Rejoice universe, it is now possible to play the dungeon crawling retro classic Diablo 1 again, legally, with minimal set-up hassles. It’s available on the GoG online store, with a $9.99 price tag. It has also been reported that Warcraft: Orcs and Humans, and Warcraft 2 will both be arriving on the store in a similar fashion at a later date.
While undoubtedly there will be some who oppose my usage of the term “retro” for a game that came out in 1996, personally I feel that 23 years is fair enough. Those of you who want to argue that point further may instead go back to arguing about how streamers ruined gaming and how Fortnite isn’t a real game.
I say this with some sympathy, as I am often that person myself.
Regardless, this Diablo re-release has come with two versions that you may launch after you get the game – a classic, low-res version, which allows for LAN and online multiplayer, and an updated, higher-resolution version that fills your whole screen nicely but only allows for LAN multiplayer.
Aside from that, a few technical features have been fixed or debugged, but it’s more or less the original title in all its glory. It does not come with the Hellfire expansion, sadly.
Playing it again reminds you quite quickly how different the game is from Diablo 2 or Diablo 3, and not just technically. You feel so much more vulnerable in this Tristram, and you inch forward through the dungeons, desperately hoping that the next mob won’t be your end. This is a far cry from the devil-may-care way you blaze through an entire map on Diablo 3, leaving only corpses in your wake. You have three classic classes to choose from – Warrior, Rogue, and Sorcerer, and aside from the weapons and abilities they may use, there’s not a lot of customization available beyond that. This Diablo reminds me more often of modern rogue-likes than the current generation of dungeon crawlers supposedly inspired by it.
The multiplayer looks quite nice, but I couldn’t get the online version of it to work easily – something about the port settings on my router or some such. I looked at footage online and people in other countries were having a grand old time playing together in this version, so I’m happy for them.

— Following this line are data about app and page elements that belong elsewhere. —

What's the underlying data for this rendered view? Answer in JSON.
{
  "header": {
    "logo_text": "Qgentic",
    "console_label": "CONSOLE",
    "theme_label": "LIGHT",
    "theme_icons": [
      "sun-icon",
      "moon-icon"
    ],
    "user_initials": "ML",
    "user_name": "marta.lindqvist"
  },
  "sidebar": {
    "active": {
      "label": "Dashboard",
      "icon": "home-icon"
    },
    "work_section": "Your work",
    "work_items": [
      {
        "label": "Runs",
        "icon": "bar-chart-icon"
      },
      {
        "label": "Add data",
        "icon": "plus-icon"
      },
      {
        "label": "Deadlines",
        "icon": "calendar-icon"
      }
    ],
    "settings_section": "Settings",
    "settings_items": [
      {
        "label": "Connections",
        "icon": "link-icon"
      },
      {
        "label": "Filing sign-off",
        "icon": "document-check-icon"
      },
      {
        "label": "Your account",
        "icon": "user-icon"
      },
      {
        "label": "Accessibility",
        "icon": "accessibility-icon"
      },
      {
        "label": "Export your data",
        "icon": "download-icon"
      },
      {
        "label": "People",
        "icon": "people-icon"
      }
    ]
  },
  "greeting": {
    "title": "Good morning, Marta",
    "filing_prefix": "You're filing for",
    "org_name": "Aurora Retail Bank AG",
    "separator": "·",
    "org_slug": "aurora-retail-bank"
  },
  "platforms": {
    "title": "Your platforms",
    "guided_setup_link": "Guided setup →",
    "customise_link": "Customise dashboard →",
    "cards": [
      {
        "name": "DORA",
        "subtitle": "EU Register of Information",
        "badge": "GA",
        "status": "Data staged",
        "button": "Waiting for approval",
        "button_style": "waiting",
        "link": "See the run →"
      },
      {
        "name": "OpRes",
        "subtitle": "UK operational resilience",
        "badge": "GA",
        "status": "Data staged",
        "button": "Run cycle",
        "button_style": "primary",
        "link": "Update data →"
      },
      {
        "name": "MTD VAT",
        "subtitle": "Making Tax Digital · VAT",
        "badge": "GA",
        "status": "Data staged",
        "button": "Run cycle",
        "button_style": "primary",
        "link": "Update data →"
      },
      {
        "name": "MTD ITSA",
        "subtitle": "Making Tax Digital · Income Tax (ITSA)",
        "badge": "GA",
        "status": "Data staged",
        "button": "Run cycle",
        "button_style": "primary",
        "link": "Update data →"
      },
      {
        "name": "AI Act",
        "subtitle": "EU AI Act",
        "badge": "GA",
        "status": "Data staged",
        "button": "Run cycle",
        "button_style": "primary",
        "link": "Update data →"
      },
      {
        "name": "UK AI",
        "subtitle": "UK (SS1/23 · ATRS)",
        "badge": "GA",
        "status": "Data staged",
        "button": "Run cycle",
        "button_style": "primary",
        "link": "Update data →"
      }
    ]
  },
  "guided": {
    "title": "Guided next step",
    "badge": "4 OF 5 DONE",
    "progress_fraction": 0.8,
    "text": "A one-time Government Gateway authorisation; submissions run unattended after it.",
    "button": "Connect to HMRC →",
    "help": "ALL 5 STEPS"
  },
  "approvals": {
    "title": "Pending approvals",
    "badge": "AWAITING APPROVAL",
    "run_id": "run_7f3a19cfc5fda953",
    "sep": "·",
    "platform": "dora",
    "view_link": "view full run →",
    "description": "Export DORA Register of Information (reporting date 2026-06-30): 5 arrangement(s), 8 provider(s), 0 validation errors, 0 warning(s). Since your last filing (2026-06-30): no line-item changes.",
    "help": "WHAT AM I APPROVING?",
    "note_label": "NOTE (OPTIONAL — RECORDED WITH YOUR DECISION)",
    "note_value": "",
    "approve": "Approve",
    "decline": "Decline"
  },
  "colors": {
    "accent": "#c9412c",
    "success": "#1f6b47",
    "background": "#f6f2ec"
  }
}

In practice, it should be easier to connect, but maybe it’s just something about my ISP. It’s a nice touch to have it included as a feature though, without any tedious set up required to get the Battle-Net functioning.
Anyone only familiar with Diablo 3 or POE will find it extremely hard to get into Diablo 1, being that it is such a different game. But if you loved it in the past, give it a go here. It’s exactly the same as its always been, and easily available for the first time in years. Personally, I’m even more excited about the Warcraft re-releases – adding in Warcraft III: Reforged, that gives us basically a year of Warcraft to enjoy.
Fun times ahead, and thanks to GoG for preserving gaming history.